Entries from a dataset of interfaces:
⟨
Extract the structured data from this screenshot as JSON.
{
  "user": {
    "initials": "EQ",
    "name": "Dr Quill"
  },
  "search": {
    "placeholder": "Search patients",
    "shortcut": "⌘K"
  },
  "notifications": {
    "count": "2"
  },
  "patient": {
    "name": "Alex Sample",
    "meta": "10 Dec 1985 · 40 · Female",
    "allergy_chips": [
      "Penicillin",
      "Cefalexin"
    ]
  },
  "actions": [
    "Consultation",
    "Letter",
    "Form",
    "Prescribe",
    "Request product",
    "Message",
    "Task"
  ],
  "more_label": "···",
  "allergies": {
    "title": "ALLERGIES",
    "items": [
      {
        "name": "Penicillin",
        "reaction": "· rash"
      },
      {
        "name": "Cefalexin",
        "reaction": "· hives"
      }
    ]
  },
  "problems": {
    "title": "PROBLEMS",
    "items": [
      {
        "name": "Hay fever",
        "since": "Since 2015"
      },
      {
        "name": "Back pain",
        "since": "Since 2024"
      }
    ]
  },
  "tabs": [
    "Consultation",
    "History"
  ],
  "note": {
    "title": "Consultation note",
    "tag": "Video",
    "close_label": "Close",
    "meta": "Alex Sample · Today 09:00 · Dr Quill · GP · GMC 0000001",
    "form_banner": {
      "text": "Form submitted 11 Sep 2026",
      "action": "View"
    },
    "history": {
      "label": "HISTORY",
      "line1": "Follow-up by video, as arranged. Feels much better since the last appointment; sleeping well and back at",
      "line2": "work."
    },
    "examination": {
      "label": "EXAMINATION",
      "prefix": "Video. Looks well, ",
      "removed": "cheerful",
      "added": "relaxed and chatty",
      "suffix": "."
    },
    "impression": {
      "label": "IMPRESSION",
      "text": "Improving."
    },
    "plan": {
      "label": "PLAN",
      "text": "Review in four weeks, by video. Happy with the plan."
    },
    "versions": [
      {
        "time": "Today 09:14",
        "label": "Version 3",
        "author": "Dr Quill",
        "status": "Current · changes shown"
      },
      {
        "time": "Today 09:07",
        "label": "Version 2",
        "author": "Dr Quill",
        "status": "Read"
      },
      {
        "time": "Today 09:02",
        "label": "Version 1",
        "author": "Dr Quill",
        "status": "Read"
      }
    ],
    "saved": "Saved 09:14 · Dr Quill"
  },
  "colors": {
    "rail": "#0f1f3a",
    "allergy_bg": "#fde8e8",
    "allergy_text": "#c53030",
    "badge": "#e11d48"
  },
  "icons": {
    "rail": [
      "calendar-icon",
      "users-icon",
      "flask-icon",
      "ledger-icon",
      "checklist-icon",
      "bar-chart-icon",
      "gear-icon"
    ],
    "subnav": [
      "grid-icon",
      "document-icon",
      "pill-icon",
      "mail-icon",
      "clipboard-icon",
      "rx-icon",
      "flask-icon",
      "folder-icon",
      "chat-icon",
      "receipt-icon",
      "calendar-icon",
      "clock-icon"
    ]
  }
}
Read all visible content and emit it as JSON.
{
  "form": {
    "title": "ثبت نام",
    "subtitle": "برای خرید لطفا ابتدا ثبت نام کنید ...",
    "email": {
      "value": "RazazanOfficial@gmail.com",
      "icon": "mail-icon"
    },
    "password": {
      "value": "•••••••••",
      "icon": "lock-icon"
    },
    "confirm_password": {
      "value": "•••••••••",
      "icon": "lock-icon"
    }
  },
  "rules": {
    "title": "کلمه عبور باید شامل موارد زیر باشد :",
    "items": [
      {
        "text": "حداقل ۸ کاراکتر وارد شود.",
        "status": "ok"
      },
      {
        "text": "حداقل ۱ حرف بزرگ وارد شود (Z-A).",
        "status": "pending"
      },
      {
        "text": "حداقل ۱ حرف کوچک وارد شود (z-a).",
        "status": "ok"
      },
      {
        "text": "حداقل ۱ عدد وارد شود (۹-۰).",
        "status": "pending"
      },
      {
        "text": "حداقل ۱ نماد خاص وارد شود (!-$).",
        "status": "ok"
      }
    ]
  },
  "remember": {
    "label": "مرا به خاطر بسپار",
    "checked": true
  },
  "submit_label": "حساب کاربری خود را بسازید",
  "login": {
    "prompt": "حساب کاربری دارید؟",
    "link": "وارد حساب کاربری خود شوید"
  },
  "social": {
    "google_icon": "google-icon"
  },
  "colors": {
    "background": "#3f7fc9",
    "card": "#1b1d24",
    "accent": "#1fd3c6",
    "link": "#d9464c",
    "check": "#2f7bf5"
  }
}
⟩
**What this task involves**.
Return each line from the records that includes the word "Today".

**Response below**.
    "meta": "Alex Sample · Today 09:00 · Dr Quill · GP · GMC 0000001",
        "time": "Today 09:14",
        "time": "Today 09:07",
        "time": "Today 09:02",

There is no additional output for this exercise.